Dataset rows for apps and sites
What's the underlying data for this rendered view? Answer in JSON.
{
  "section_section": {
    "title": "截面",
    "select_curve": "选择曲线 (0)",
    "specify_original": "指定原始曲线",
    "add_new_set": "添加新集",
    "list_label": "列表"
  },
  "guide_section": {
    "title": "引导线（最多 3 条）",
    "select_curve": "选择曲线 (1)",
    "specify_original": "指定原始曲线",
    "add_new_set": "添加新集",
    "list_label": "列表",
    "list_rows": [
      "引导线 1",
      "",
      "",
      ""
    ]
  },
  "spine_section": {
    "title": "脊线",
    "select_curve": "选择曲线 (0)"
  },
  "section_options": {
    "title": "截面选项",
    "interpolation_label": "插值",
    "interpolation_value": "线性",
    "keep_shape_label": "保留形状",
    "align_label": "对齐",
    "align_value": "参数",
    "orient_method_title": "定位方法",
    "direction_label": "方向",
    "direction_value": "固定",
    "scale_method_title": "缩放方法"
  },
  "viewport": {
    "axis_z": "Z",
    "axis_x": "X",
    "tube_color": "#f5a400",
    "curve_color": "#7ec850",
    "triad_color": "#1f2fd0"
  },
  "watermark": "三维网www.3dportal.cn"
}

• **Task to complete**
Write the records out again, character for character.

• **Problem solution**
What's the underlying data for this rendered view? Answer in JSON.
{
  "section_section": {
    "title": "截面",
    "select_curve": "选择曲线 (0)",
    "specify_original": "指定原始曲线",
    "add_new_set": "添加新集",
    "list_label": "列表"
  },
  "guide_section": {
    "title": "引导线（最多 3 条）",
    "select_curve": "选择曲线 (1)",
    "specify_original": "指定原始曲线",
    "add_new_set": "添加新集",
    "list_label": "列表",
    "list_rows": [
      "引导线 1",
      "",
      "",
      ""
    ]
  },
  "spine_section": {
    "title": "脊线",
    "select_curve": "选择曲线 (0)"
  },
  "section_options": {
    "title": "截面选项",
    "interpolation_label": "插值",
    "interpolation_value": "线性",
    "keep_shape_label": "保留形状",
    "align_label": "对齐",
    "align_value": "参数",
    "orient_method_title": "定位方法",
    "direction_label": "方向",
    "direction_value": "固定",
    "scale_method_title": "缩放方法"
  },
  "viewport": {
    "axis_z": "Z",
    "axis_x": "X",
    "tube_color": "#f5a400",
    "curve_color": "#7ec850",
    "triad_color": "#1f2fd0"
  },
  "watermark": "三维网www.3dportal.cn"
}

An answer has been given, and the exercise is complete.